* [TASK STATEMENT] Word for word, repeat the records, leaving every picture behind.

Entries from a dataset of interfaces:
---+---

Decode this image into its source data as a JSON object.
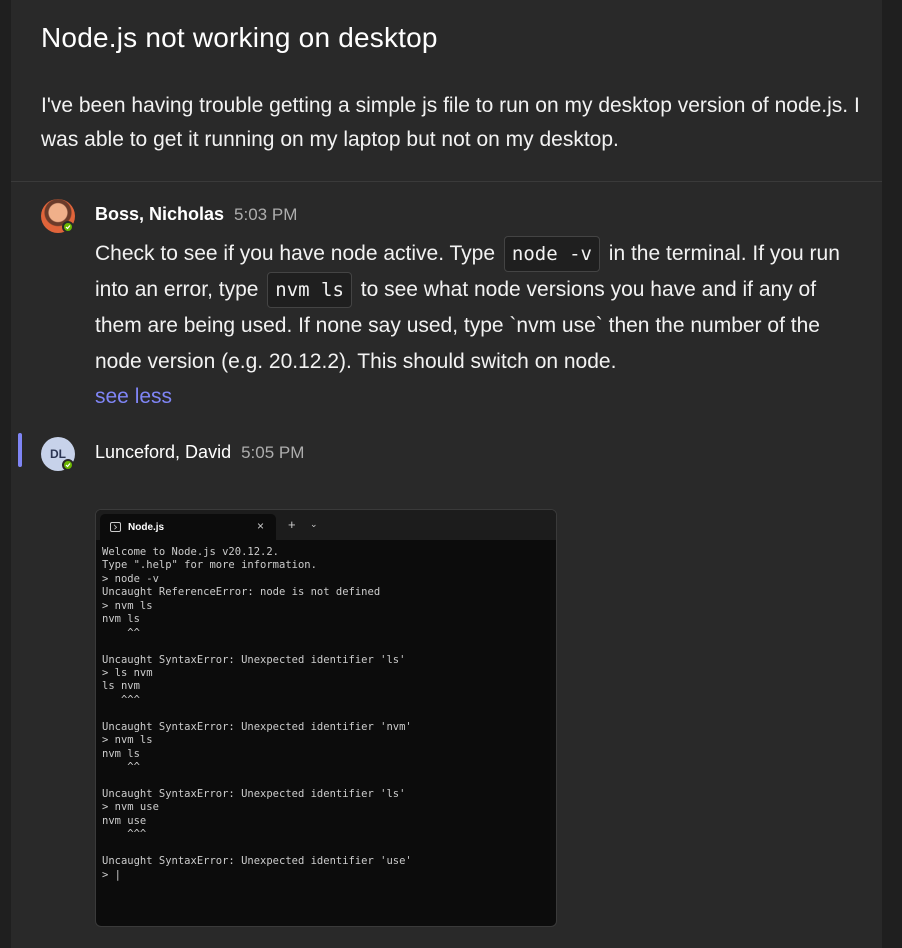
{
  "post": {
    "title": "Node.js not working on desktop",
    "body": "I've been having trouble getting a simple js file to run on my desktop version of node.js. I was able to get it running on my laptop but not on my desktop."
  },
  "reply1": {
    "author": "Boss, Nicholas",
    "time": "5:03 PM",
    "text_1": "Check to see if you have node active. Type",
    "code_1": "node -v",
    "text_2": "in the terminal. If you run into an error, type",
    "code_2": "nvm ls",
    "text_3": "to see what node versions you have and if any of them are being used. If none say used, type `nvm use` then the number of the node version (e.g. 20.12.2). This should switch on node.",
    "see_less": "see less",
    "presence": "available"
  },
  "reply2": {
    "author": "Lunceford, David",
    "initials": "DL",
    "time": "5:05 PM",
    "presence": "available"
  },
  "terminal": {
    "tab_title": "Node.js",
    "close_glyph": "×",
    "new_tab_glyph": "+",
    "dropdown_glyph": "⌄",
    "lines": [
      "Welcome to Node.js v20.12.2.",
      "Type \".help\" for more information.",
      "> node -v",
      "Uncaught ReferenceError: node is not defined",
      "> nvm ls",
      "nvm ls",
      "    ^^",
      "",
      "Uncaught SyntaxError: Unexpected identifier 'ls'",
      "> ls nvm",
      "ls nvm",
      "   ^^^",
      "",
      "Uncaught SyntaxError: Unexpected identifier 'nvm'",
      "> nvm ls",
      "nvm ls",
      "    ^^",
      "",
      "Uncaught SyntaxError: Unexpected identifier 'ls'",
      "> nvm use",
      "nvm use",
      "    ^^^",
      "",
      "Uncaught SyntaxError: Unexpected identifier 'use'",
      "> |"
    ]
  },
  "colors": {
    "accent": "#7f85f5",
    "presence_green": "#6bb700",
    "background": "#292929"
  }
}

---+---

* [PROBLEM SOLUTION]
Decode this image into its source data as a JSON object.
{
  "post": {
    "title": "Node.js not working on desktop",
    "body": "I've been having trouble getting a simple js file to run on my desktop version of node.js. I was able to get it running on my laptop but not on my desktop."
  },
  "reply1": {
    "author": "Boss, Nicholas",
    "time": "5:03 PM",
    "text_1": "Check to see if you have node active. Type",
    "code_1": "node -v",
    "text_2": "in the terminal. If you run into an error, type",
    "code_2": "nvm ls",
    "text_3": "to see what node versions you have and if any of them are being used. If none say used, type `nvm use` then the number of the node version (e.g. 20.12.2). This should switch on node.",
    "see_less": "see less",
    "presence": "available"
  },
  "reply2": {
    "author": "Lunceford, David",
    "initials": "DL",
    "time": "5:05 PM",
    "presence": "available"
  },
  "terminal": {
    "tab_title": "Node.js",
    "close_glyph": "×",
    "new_tab_glyph": "+",
    "dropdown_glyph": "⌄",
    "lines": [
      "Welcome to Node.js v20.12.2.",
      "Type \".help\" for more information.",
      "> node -v",
      "Uncaught ReferenceError: node is not defined",
      "> nvm ls",
      "nvm ls",
      "    ^^",
      "",
      "Uncaught SyntaxError: Unexpected identifier 'ls'",
      "> ls nvm",
      "ls nvm",
      "   ^^^",
      "",
      "Uncaught SyntaxError: Unexpected identifier 'nvm'",
      "> nvm ls",
      "nvm ls",
      "    ^^",
      "",
      "Uncaught SyntaxError: Unexpected identifier 'ls'",
      "> nvm use",
      "nvm use",
      "    ^^^",
      "",
      "Uncaught SyntaxError: Unexpected identifier 'use'",
      "> |"
    ]
  },
  "colors": {
    "accent": "#7f85f5",
    "presence_green": "#6bb700",
    "background": "#292929"
  }
}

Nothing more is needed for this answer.